## What to work on:
For this exercise, output every line of the data as it stands.
#### Material for this task ####
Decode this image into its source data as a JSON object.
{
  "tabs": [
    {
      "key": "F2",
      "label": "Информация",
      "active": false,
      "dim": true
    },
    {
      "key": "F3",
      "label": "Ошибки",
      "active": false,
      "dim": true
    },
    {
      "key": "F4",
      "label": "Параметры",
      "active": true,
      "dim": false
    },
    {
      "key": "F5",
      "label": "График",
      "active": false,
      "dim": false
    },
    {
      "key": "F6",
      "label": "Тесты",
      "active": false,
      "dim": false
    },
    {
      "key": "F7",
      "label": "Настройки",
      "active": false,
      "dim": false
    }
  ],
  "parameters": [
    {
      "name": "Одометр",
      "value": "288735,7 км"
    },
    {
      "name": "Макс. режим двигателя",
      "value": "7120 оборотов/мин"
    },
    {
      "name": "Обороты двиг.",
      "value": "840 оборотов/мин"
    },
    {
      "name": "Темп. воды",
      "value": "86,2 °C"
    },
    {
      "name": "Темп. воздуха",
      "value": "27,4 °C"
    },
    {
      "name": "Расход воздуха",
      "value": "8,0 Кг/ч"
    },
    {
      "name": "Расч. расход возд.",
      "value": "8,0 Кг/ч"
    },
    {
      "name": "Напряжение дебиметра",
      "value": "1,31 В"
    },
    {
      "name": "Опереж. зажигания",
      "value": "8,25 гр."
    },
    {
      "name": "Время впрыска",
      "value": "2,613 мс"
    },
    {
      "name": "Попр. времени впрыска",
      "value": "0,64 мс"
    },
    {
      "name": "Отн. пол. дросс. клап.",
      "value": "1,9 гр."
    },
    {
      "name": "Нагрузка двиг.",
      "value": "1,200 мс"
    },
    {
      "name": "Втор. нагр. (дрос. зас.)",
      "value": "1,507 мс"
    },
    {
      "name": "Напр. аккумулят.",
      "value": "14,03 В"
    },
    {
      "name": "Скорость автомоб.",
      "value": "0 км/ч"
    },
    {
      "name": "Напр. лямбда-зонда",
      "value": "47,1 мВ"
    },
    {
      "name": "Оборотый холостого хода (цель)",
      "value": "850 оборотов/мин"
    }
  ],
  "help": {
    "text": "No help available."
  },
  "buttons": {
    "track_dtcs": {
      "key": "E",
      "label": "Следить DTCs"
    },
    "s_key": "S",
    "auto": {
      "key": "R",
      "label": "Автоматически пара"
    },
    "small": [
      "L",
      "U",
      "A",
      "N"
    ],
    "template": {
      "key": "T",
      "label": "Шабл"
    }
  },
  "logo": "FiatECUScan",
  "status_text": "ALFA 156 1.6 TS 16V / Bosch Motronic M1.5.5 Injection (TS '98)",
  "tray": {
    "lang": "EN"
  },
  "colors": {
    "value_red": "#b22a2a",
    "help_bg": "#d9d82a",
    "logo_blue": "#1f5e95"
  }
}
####
## Your solution:
Decode this image into its source data as a JSON object.
{
  "tabs": [
    {
      "key": "F2",
      "label": "Информация",
      "active": false,
      "dim": true
    },
    {
      "key": "F3",
      "label": "Ошибки",
      "active": false,
      "dim": true
    },
    {
      "key": "F4",
      "label": "Параметры",
      "active": true,
      "dim": false
    },
    {
      "key": "F5",
      "label": "График",
      "active": false,
      "dim": false
    },
    {
      "key": "F6",
      "label": "Тесты",
      "active": false,
      "dim": false
    },
    {
      "key": "F7",
      "label": "Настройки",
      "active": false,
      "dim": false
    }
  ],
  "parameters": [
    {
      "name": "Одометр",
      "value": "288735,7 км"
    },
    {
      "name": "Макс. режим двигателя",
      "value": "7120 оборотов/мин"
    },
    {
      "name": "Обороты двиг.",
      "value": "840 оборотов/мин"
    },
    {
      "name": "Темп. воды",
      "value": "86,2 °C"
    },
    {
      "name": "Темп. воздуха",
      "value": "27,4 °C"
    },
    {
      "name": "Расход воздуха",
      "value": "8,0 Кг/ч"
    },
    {
      "name": "Расч. расход возд.",
      "value": "8,0 Кг/ч"
    },
    {
      "name": "Напряжение дебиметра",
      "value": "1,31 В"
    },
    {
      "name": "Опереж. зажигания",
      "value": "8,25 гр."
    },
    {
      "name": "Время впрыска",
      "value": "2,613 мс"
    },
    {
      "name": "Попр. времени впрыска",
      "value": "0,64 мс"
    },
    {
      "name": "Отн. пол. дросс. клап.",
      "value": "1,9 гр."
    },
    {
      "name": "Нагрузка двиг.",
      "value": "1,200 мс"
    },
    {
      "name": "Втор. нагр. (дрос. зас.)",
      "value": "1,507 мс"
    },
    {
      "name": "Напр. аккумулят.",
      "value": "14,03 В"
    },
    {
      "name": "Скорость автомоб.",
      "value": "0 км/ч"
    },
    {
      "name": "Напр. лямбда-зонда",
      "value": "47,1 мВ"
    },
    {
      "name": "Оборотый холостого хода (цель)",
      "value": "850 оборотов/мин"
    }
  ],
  "help": {
    "text": "No help available."
  },
  "buttons": {
    "track_dtcs": {
      "key": "E",
      "label": "Следить DTCs"
    },
    "s_key": "S",
    "auto": {
      "key": "R",
      "label": "Автоматически пара"
    },
    "small": [
      "L",
      "U",
      "A",
      "N"
    ],
    "template": {
      "key": "T",
      "label": "Шабл"
    }
  },
  "logo": "FiatECUScan",
  "status_text": "ALFA 156 1.6 TS 16V / Bosch Motronic M1.5.5 Injection (TS '98)",
  "tray": {
    "lang": "EN"
  },
  "colors": {
    "value_red": "#b22a2a",
    "help_bg": "#d9d82a",
    "logo_blue": "#1f5e95"
  }
}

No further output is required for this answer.